Progressive Web Apps (PWAs) enable cross-platform interoperability by giving users access to open web technologies. PWAs give your users an app-like experience that's tailored to their particular device.
PWA development is a collection of best software development
practices for making a web application behave like a mobile or desktop app. PWAs work similarly to mobile apps providing push notifications and a home screen icon. Progressive web applications, on the other hand, are more straightforward and faster than standard mobile apps, and they can be shared via a URL.
According to Statista, there are around 3.5 billion smartphone users globally who utilize a variety of devices with various connection speeds and constantly changing conditions.
Web App Vs. Progressive Web App
The number of mobile users has expanded dramatically in recent years, necessitating the development of a better mobile web experience.
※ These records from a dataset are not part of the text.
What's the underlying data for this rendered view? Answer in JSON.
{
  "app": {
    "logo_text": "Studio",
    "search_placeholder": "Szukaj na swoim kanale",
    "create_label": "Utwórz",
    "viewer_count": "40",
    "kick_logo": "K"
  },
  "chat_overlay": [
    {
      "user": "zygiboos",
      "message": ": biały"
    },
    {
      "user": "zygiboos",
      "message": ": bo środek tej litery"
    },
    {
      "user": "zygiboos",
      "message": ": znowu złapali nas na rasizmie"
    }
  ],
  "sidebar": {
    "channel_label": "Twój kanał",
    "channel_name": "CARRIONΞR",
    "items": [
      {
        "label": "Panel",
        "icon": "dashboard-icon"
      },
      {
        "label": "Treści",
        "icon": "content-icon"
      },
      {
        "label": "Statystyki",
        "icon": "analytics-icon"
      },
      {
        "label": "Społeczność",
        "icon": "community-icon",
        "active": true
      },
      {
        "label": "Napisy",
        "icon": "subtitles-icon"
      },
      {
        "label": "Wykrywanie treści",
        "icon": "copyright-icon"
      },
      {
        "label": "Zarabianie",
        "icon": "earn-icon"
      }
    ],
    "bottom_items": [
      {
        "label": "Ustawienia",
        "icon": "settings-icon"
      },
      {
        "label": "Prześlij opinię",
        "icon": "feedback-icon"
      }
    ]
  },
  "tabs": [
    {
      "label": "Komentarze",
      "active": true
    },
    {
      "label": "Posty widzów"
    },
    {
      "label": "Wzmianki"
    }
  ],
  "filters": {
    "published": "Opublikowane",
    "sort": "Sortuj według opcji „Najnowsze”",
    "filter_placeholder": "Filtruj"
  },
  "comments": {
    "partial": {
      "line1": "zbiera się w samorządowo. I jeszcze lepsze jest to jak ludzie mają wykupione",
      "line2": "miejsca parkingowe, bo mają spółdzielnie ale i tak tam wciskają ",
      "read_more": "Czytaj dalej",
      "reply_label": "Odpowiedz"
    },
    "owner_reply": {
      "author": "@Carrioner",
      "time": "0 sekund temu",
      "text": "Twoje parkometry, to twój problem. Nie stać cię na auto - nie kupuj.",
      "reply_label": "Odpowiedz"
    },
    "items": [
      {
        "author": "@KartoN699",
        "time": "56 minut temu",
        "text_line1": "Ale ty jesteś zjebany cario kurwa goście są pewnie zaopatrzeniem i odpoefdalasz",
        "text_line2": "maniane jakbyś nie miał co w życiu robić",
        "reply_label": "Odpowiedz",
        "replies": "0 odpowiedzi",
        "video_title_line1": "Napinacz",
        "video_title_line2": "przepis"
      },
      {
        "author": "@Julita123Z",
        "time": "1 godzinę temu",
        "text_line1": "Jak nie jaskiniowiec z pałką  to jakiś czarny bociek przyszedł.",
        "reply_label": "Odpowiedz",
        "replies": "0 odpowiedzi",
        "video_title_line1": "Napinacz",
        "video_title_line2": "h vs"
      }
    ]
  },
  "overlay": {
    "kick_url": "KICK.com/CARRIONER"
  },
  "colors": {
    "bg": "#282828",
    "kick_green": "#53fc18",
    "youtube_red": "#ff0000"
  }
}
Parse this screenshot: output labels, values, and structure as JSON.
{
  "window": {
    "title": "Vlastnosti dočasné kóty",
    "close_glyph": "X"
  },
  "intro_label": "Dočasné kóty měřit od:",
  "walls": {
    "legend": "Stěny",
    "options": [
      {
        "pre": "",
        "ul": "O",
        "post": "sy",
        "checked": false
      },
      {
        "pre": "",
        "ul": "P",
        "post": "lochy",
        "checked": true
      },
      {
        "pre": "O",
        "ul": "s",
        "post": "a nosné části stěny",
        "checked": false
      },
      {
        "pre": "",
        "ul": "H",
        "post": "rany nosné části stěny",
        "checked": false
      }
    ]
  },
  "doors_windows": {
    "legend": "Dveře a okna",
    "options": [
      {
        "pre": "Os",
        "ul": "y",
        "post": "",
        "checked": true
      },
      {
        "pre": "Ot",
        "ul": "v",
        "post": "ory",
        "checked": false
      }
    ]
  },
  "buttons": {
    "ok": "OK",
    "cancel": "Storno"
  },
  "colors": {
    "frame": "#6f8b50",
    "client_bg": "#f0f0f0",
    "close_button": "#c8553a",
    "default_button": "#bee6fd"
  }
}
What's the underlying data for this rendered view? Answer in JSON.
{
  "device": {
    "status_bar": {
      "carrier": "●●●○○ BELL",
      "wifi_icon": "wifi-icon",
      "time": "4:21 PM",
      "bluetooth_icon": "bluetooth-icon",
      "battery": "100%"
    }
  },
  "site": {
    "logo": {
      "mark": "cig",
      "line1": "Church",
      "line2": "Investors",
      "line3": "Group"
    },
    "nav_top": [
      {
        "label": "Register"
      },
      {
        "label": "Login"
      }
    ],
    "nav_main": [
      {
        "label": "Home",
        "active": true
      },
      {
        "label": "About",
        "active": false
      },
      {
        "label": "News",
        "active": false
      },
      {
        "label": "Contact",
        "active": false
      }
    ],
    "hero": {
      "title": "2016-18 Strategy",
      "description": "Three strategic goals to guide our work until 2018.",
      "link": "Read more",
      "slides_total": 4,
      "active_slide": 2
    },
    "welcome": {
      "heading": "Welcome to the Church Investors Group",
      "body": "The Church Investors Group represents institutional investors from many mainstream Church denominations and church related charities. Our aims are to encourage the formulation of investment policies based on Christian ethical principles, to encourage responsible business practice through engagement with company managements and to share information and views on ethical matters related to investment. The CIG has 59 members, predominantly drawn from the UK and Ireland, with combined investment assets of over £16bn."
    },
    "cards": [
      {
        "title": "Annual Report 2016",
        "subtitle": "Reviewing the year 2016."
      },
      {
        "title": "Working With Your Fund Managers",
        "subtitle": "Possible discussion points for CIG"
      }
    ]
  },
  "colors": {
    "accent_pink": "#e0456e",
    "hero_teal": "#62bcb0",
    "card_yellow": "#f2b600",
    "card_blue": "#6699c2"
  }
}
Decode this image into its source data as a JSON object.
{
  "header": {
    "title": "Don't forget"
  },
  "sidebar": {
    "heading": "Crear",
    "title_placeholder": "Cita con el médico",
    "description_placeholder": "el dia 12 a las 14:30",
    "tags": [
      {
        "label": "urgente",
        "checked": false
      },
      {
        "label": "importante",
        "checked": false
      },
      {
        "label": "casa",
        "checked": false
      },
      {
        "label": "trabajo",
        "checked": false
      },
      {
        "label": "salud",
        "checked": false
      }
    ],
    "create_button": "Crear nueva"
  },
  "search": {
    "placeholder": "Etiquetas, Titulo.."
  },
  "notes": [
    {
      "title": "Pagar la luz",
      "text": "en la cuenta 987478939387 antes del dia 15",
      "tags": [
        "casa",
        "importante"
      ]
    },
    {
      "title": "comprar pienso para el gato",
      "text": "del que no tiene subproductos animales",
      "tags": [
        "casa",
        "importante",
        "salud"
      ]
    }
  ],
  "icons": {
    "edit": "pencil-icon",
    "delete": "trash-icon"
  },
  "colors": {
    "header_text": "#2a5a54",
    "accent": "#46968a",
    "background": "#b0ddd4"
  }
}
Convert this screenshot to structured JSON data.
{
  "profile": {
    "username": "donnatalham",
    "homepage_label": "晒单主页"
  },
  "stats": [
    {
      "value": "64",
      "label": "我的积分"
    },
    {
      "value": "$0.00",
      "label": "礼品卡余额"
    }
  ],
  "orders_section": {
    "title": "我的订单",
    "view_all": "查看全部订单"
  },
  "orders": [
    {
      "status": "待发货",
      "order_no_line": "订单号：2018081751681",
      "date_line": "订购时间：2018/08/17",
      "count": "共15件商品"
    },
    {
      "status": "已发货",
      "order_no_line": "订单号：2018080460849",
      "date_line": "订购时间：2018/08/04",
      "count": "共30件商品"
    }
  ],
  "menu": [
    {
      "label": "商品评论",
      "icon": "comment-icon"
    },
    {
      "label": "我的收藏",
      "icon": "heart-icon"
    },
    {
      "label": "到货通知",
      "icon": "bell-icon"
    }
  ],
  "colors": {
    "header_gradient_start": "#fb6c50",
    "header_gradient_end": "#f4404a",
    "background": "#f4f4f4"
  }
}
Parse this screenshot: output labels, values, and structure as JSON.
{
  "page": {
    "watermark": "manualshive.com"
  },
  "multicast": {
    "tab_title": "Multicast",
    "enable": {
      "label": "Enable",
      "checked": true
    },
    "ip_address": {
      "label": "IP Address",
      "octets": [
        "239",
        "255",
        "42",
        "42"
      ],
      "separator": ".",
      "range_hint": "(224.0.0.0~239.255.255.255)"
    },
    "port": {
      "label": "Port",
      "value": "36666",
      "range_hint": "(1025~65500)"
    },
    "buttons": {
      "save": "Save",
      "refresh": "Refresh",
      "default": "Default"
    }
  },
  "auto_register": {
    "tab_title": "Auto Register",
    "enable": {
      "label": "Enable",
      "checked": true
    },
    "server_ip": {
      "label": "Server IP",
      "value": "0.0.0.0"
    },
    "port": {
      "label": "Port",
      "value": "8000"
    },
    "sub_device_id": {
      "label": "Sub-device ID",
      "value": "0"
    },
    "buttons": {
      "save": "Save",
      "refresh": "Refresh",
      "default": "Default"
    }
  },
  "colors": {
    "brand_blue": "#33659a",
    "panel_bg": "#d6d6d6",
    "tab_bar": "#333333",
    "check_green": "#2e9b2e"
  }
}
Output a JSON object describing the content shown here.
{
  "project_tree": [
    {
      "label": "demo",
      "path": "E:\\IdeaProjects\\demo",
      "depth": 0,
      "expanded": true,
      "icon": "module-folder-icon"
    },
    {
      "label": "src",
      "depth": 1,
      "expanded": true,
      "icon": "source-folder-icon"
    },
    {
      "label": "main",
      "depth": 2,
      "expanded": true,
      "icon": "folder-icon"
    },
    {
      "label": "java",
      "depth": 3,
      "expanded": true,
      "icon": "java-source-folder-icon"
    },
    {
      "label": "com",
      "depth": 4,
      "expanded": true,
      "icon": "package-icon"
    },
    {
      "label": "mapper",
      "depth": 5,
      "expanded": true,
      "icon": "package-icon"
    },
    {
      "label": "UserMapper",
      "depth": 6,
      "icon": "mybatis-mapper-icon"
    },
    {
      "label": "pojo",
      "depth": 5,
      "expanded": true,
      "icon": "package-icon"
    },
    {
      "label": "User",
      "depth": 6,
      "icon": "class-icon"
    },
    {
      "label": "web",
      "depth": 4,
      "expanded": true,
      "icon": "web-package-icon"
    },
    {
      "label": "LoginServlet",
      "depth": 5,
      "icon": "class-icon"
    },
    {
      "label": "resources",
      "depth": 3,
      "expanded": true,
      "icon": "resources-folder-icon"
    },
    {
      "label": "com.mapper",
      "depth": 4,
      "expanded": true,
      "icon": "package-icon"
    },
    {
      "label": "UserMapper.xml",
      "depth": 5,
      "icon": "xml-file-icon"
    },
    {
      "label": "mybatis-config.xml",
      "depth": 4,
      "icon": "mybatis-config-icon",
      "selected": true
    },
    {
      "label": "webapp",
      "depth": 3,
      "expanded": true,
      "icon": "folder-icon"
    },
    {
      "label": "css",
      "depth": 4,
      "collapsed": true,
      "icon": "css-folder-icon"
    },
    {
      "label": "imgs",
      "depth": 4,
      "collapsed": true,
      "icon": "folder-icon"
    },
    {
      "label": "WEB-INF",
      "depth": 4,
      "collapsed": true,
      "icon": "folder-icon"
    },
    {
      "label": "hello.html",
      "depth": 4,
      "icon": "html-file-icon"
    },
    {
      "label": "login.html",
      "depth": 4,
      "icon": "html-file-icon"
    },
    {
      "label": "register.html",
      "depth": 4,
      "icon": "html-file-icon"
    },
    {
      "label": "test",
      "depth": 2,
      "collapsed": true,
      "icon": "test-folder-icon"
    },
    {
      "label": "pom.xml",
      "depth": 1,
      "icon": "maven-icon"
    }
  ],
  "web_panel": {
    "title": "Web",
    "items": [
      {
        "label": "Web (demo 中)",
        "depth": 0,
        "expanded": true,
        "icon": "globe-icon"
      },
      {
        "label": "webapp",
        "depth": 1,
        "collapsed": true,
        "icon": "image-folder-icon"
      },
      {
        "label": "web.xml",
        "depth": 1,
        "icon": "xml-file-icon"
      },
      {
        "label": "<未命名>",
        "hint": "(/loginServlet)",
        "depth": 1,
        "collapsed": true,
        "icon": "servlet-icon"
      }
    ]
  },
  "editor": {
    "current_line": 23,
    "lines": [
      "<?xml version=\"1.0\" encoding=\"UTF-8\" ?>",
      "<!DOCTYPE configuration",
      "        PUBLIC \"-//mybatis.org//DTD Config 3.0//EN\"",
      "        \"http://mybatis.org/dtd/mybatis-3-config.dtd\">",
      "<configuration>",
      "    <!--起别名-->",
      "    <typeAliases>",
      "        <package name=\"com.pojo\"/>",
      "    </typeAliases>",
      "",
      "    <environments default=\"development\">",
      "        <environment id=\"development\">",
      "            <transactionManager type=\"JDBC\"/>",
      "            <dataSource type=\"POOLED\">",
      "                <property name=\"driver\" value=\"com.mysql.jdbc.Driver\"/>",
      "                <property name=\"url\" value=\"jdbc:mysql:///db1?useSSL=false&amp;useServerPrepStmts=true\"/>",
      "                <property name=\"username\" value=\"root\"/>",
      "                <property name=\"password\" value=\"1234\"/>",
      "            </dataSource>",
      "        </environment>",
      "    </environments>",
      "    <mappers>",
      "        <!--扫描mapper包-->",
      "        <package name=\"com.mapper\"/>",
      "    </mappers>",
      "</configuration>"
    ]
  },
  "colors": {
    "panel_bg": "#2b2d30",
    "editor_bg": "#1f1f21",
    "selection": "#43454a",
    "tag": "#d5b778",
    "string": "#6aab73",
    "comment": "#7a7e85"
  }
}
Smartphones are utilized for a variety of purposes, such as reserving a cab or finding the nearest restaurant. Users expect a positive experience with their mobile devices
in order to complete these tasks quickly.
However, traditional websites are unable to give that experience for a variety of reasons, ranging from poor loading speeds to ambiguous user interfaces. Here's where web apps come in, which provide a better user experience regardless of the device or browser you're using.
A typical web app is a website that can be accessed using a URL. Furthermore, these web apps contain several features that give them the appearance and feel of native apps, but they cannot be installed on any device. A progressive web app is the next step that can be installed on a device and appears and feels like a native app. You don't need to use a URL; just install a PWA on your device and run it like any other native app by clicking its icon on the home screen.
Pinterest built its new mobile web experience from the ground up as a PWA, with an eye toward worldwide expansion. However, due to poor mobile performance, the social network discovered that only 1% of its mobile users converted into sign-ups, logins, or app installs.
Realizing that there was a big chance to boost conversion, they rebuilt the mobile web
utilizing PWA technology, which resulted in a number of excellent outcomes: when compared to the prior mobile web, time spent is up 40%, user-generated ad income is up 44%, and core engagements are up 60%.
Users of Alibaba's app were dissatisfied with their experience and refused to download or install the app. As a result, Alibaba had to make a progressive web application to make the experience much better for both first-time users and regular customers.
As a result, seasoned users were re-engaged thanks to a significantly better experience for first-timers, push alerts, and home screen shortcuts. Alibaba could swiftly improve its re-engagement rate to match that of its native apps.
To Sum It Up
Developers may create the most excellent progressive apps using standard frameworks like React, Angular, Vue, Polymer, Ionic, and others, which have several advantages over native mobile apps and regular web pages in terms of functionality, user offline experience, and device space usage. Because of their superiority to native desktop and mobile apps in recent years, Progressive Web Programs have emerged as a wonderful alternative to those apps. PWAs take up less space on consumers' smartphones than native apps, encouraging people to install them. Because of caching capabilities, PWAs can work offline because some content is cached during the first visit to the app. Developing a great progressive web app necessitates a strong working relationship with a technical partner. Larger companies can also tap into the PWA industry by giving their users limited access to a PWA and then letting them pick how they want to continue. Overall, you should invest in PWA in 2022 since user experience is critical in this competitive market.